### YOUR GOAL
The answer must consist of every line in the data below that holds the word "Studio".

(Data records for software interfaces)

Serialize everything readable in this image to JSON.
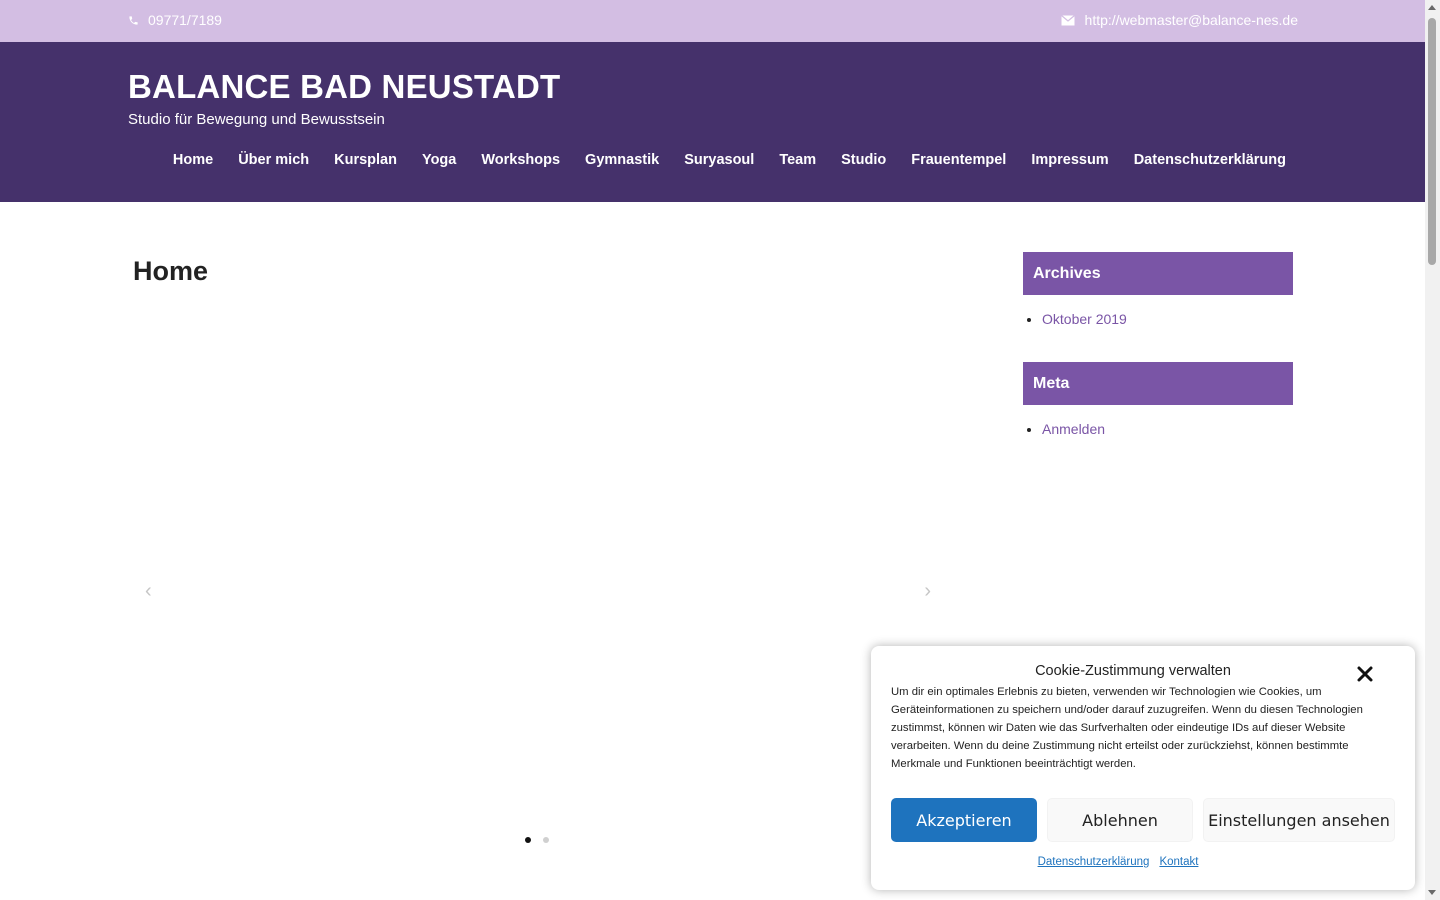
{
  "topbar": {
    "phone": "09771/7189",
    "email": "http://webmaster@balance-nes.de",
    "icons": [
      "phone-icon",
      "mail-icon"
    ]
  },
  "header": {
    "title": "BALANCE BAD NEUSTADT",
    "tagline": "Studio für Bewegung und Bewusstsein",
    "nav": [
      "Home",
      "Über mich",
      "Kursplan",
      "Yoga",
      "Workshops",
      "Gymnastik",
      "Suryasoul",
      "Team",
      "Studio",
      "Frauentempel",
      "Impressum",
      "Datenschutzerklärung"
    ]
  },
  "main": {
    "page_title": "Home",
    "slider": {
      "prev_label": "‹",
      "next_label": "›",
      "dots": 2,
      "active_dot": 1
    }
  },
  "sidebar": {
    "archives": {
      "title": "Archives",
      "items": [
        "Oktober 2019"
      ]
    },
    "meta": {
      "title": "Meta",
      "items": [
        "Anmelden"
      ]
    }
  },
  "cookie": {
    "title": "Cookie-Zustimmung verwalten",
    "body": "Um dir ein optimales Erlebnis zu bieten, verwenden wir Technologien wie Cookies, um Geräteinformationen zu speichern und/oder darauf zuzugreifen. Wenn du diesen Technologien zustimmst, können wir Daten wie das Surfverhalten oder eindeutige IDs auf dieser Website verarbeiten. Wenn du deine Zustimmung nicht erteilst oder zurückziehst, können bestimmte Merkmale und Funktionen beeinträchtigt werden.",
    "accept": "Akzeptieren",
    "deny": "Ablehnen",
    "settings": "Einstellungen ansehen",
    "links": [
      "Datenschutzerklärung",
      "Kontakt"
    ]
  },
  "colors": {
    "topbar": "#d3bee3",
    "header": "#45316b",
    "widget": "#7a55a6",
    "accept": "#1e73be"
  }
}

### SOLUTION
    "tagline": "Studio für Bewegung und Bewusstsein",
      "Studio",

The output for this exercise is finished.